>>>>

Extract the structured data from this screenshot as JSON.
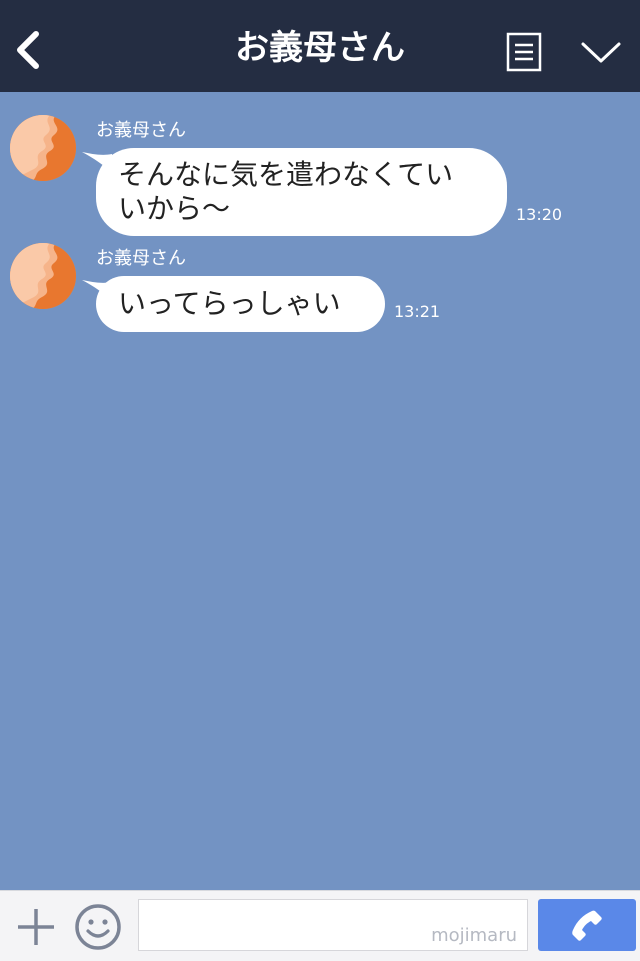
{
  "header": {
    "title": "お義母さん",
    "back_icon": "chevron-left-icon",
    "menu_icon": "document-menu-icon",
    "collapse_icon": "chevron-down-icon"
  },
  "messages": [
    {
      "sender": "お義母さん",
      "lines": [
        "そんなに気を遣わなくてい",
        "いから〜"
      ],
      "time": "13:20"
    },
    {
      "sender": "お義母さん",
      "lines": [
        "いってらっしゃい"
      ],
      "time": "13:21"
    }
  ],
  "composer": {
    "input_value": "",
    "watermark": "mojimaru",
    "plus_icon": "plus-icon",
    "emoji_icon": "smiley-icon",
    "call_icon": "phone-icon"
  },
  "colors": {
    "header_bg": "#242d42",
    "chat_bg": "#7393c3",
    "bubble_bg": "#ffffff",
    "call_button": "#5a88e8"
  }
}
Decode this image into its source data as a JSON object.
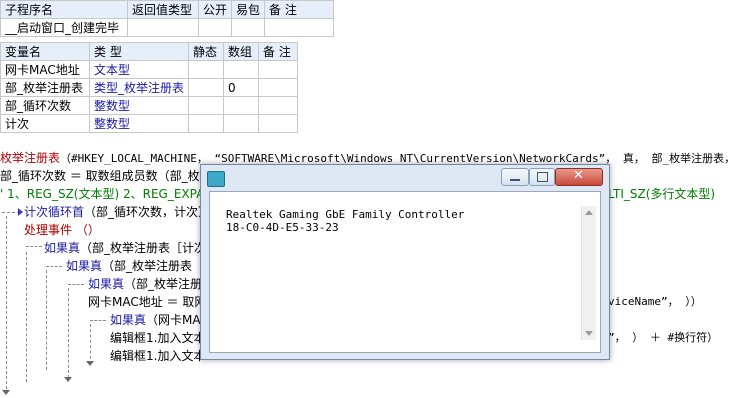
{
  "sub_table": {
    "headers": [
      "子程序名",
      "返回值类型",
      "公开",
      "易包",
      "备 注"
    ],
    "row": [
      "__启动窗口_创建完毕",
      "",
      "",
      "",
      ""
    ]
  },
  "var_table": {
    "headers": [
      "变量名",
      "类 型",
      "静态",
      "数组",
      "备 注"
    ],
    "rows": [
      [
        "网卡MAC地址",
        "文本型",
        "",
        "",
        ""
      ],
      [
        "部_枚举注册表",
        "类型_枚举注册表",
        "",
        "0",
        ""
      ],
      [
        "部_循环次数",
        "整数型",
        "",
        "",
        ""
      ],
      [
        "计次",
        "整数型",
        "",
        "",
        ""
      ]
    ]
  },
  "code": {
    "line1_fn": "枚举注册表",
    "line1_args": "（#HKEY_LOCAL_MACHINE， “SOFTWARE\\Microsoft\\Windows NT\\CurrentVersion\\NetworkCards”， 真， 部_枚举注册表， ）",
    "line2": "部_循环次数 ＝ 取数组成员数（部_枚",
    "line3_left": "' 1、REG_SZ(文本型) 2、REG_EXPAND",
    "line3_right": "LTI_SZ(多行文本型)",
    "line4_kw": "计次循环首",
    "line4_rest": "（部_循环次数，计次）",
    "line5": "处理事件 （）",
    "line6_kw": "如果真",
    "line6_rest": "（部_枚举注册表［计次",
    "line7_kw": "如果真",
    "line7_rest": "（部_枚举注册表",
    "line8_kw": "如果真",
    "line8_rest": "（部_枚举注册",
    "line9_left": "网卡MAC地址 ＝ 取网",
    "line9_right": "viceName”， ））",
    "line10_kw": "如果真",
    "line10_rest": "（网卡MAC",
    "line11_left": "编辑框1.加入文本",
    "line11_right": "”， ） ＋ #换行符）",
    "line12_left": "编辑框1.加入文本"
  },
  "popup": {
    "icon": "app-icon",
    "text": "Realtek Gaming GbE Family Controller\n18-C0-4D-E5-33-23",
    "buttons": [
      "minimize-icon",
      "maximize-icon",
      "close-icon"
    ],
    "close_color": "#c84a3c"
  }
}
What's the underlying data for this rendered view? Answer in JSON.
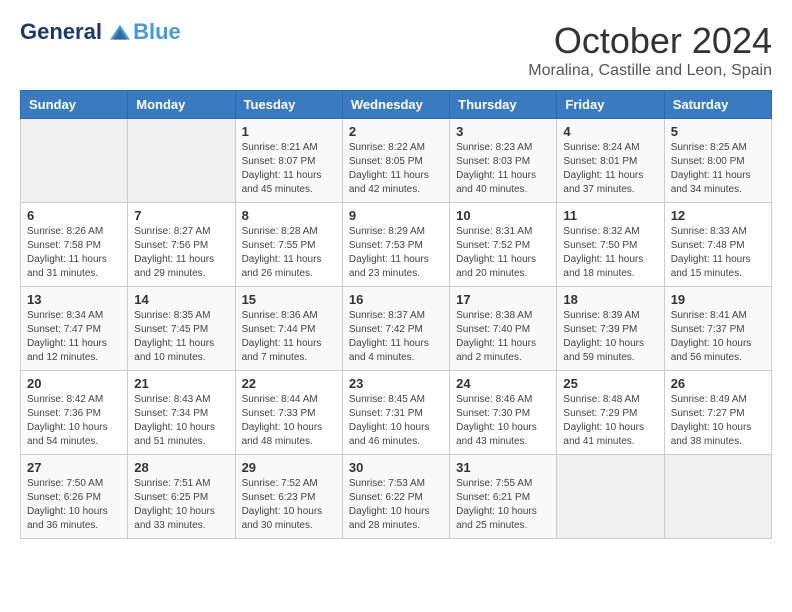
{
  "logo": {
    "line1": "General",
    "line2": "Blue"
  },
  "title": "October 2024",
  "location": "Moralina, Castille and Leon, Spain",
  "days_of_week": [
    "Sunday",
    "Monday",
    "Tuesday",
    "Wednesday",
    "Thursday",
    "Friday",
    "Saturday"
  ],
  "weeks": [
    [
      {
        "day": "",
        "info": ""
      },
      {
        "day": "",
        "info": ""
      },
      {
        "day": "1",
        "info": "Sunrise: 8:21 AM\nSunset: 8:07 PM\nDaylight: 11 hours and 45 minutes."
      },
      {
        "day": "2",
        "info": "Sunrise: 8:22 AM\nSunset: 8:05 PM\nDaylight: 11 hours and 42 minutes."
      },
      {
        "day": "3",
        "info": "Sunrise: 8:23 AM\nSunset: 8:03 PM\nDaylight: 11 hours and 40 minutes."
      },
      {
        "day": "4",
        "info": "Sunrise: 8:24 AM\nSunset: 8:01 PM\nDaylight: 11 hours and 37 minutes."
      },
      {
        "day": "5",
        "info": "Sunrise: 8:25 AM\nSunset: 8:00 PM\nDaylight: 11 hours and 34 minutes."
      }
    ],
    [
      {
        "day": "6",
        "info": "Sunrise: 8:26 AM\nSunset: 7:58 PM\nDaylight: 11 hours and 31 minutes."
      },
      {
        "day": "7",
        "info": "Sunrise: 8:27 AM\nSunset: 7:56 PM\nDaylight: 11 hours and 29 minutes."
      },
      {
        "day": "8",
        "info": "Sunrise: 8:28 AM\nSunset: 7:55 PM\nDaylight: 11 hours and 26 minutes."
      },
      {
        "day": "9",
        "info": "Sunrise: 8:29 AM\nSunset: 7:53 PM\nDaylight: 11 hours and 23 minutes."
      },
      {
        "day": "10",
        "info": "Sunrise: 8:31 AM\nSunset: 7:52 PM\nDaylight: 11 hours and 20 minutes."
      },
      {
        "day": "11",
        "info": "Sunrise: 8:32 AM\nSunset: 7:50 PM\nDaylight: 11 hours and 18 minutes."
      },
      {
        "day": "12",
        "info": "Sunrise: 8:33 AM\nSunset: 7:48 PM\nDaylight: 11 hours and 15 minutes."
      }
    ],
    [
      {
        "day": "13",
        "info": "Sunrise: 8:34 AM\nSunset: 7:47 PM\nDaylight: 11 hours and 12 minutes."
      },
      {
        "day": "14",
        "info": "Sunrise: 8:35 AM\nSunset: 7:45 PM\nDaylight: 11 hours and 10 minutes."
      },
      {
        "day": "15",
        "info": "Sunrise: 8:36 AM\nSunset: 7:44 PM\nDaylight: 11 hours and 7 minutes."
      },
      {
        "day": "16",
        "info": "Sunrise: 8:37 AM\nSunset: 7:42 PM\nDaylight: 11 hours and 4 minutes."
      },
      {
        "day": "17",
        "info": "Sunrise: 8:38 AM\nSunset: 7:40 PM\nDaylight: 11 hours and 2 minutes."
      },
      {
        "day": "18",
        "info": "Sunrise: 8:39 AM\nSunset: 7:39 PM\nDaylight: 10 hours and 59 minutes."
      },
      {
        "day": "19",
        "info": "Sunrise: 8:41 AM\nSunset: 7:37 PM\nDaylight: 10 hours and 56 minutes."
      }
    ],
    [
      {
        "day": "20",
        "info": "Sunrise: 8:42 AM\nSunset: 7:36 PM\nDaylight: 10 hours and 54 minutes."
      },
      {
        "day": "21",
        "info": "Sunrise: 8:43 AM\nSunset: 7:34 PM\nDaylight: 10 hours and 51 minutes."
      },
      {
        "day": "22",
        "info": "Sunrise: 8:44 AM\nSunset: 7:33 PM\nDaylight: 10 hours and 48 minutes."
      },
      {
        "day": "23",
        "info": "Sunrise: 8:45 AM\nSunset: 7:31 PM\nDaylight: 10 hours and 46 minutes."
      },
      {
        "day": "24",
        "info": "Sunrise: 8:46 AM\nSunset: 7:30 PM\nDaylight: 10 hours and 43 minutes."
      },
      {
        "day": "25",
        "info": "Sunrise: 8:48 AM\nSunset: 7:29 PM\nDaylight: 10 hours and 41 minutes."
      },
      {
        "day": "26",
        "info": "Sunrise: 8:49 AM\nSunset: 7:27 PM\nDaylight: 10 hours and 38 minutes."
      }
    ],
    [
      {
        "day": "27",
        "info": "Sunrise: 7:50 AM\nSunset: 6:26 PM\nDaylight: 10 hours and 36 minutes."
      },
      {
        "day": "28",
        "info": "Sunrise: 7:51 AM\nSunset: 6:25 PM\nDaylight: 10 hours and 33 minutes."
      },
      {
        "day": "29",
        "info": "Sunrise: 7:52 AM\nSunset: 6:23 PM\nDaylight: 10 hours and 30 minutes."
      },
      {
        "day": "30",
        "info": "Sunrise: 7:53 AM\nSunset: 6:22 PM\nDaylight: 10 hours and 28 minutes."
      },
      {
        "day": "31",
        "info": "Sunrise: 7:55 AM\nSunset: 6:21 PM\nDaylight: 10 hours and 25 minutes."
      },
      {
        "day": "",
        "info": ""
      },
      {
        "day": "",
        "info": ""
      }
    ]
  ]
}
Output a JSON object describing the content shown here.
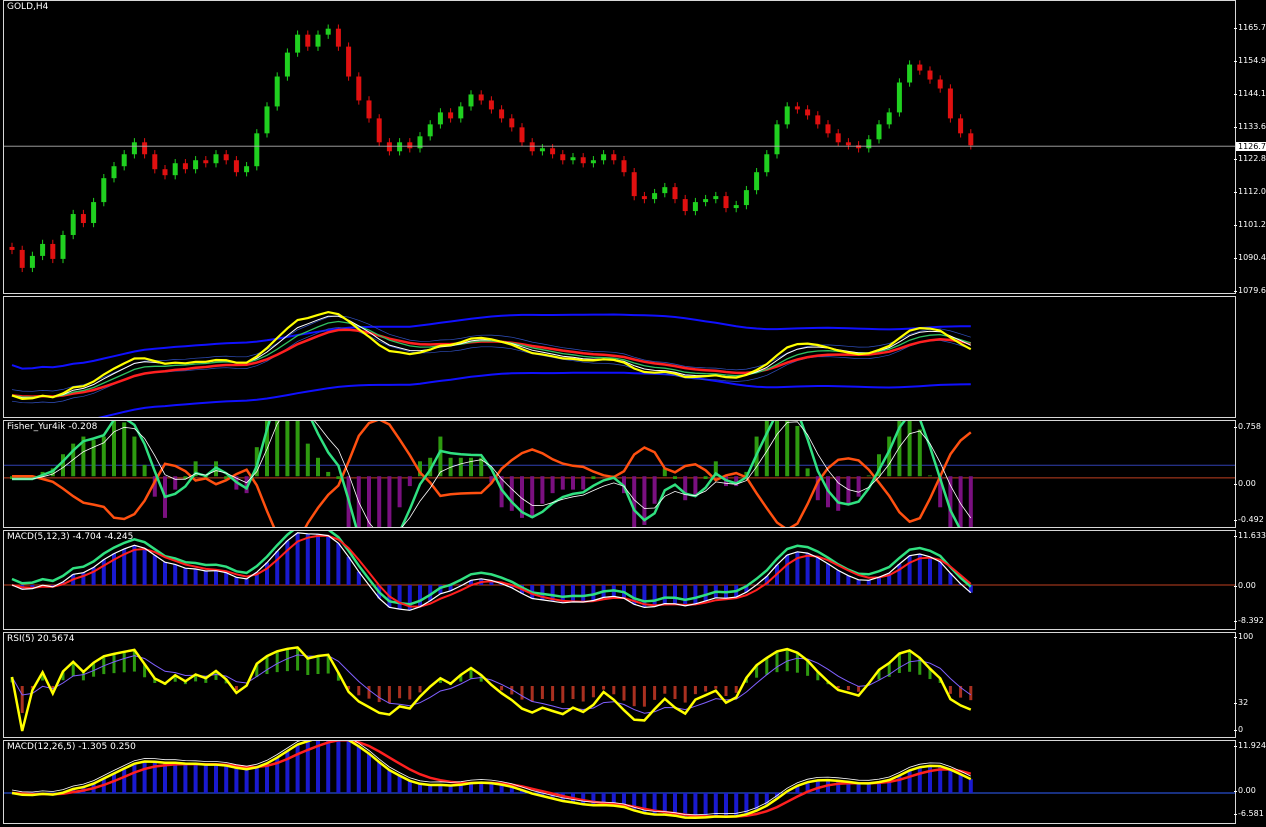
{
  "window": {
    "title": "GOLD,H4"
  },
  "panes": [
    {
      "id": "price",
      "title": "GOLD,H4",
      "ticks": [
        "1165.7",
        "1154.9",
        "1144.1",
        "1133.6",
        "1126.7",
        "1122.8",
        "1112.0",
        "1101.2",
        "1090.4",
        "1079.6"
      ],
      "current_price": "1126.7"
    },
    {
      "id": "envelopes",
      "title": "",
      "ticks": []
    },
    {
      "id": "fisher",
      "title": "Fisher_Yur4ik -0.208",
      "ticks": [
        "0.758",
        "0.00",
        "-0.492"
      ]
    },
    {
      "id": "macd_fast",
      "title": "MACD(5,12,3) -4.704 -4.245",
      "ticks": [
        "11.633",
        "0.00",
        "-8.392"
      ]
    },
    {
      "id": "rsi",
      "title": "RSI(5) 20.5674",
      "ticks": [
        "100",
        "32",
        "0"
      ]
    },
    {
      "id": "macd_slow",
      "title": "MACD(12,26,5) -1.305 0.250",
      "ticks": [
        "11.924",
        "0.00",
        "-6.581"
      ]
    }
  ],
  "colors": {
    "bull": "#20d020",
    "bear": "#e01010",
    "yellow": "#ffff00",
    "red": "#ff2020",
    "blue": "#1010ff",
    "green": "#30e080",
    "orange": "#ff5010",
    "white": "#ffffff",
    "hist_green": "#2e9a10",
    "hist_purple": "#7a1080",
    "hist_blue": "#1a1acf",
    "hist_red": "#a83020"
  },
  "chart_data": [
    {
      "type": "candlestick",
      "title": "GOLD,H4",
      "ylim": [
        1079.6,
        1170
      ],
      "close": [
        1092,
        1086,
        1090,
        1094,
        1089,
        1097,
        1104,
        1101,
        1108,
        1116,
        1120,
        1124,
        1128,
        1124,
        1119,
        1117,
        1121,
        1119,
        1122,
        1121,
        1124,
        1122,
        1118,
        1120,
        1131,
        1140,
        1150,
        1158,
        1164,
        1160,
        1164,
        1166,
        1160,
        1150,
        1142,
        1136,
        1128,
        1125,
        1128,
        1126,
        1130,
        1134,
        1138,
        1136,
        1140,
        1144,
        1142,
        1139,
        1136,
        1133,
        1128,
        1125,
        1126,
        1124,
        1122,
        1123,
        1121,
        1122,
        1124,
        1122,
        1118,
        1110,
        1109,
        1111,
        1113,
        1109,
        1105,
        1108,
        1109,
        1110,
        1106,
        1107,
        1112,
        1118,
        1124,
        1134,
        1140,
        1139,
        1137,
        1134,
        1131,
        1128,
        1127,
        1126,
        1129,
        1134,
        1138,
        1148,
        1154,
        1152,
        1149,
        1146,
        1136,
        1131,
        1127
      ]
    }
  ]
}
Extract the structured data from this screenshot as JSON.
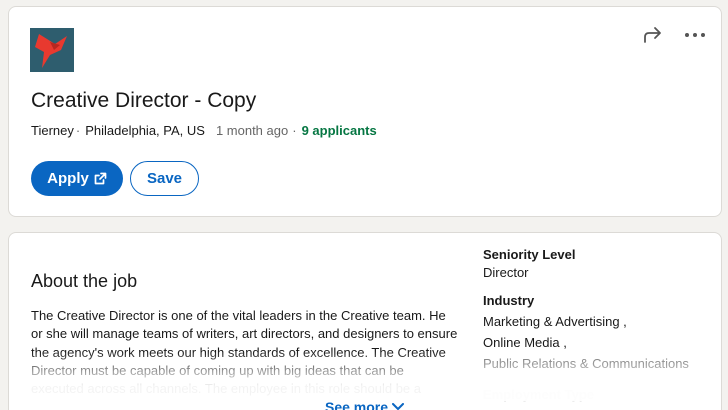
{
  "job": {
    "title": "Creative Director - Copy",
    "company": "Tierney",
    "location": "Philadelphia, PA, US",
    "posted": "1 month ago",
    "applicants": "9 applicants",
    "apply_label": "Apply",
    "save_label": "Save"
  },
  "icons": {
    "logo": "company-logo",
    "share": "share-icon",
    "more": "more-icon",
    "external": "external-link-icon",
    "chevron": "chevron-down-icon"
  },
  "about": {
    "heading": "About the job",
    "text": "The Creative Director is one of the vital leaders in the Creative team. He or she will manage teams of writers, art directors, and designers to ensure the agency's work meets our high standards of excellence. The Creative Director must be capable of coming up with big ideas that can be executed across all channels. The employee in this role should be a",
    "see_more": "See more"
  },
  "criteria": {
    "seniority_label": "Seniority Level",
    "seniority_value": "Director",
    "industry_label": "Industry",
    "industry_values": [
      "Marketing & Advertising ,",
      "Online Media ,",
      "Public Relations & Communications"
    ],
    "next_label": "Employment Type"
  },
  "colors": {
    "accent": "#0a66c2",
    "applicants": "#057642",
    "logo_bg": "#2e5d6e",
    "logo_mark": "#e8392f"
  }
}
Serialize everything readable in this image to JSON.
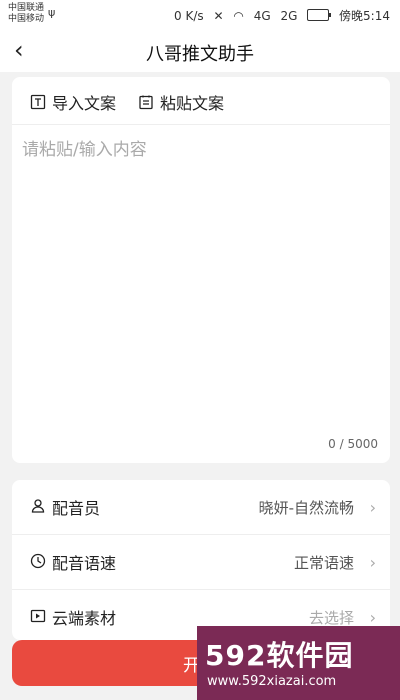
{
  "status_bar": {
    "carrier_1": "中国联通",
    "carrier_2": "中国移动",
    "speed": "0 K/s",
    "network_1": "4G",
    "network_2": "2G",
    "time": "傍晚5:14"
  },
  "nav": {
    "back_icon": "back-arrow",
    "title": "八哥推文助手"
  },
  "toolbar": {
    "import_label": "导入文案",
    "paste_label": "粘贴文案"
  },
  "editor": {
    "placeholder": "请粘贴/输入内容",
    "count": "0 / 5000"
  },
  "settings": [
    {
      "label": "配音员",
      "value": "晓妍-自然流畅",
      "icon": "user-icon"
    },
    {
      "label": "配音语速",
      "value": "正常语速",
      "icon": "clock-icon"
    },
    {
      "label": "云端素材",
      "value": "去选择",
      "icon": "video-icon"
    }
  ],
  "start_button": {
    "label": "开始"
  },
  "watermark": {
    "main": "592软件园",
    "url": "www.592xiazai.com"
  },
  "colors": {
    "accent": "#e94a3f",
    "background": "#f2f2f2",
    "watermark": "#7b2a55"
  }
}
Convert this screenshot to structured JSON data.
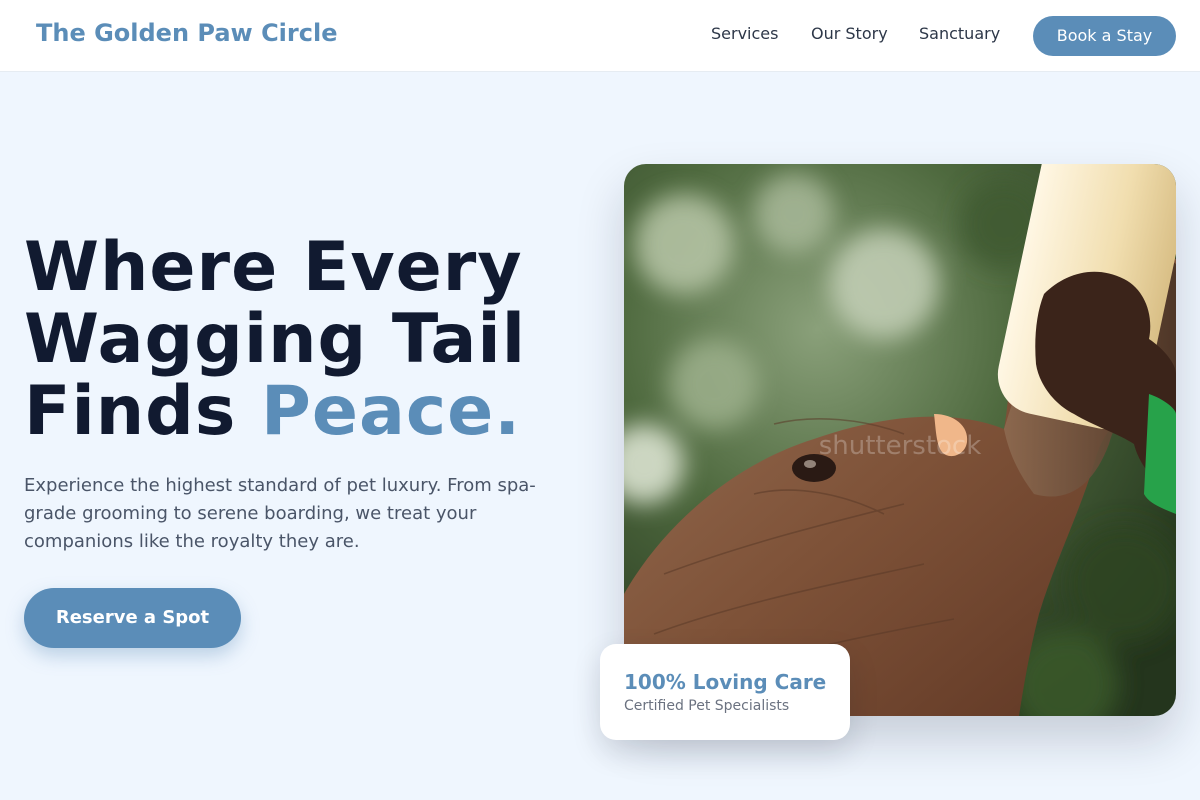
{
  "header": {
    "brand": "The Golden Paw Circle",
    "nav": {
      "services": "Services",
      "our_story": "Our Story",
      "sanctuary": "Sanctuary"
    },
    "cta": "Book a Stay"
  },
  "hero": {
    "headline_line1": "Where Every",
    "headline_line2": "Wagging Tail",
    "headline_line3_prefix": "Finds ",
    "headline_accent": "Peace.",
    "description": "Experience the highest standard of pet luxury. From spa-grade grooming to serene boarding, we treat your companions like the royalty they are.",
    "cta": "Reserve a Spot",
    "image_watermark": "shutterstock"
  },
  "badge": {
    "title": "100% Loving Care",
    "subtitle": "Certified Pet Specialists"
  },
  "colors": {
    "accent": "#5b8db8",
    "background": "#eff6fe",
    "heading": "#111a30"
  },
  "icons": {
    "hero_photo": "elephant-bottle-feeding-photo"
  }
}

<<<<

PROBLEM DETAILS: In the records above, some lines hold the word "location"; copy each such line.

ANSWER SECTION:
  "location": "Moralina, Castille and Leon, Spain",
    "location": "Philadelphia, PA, US",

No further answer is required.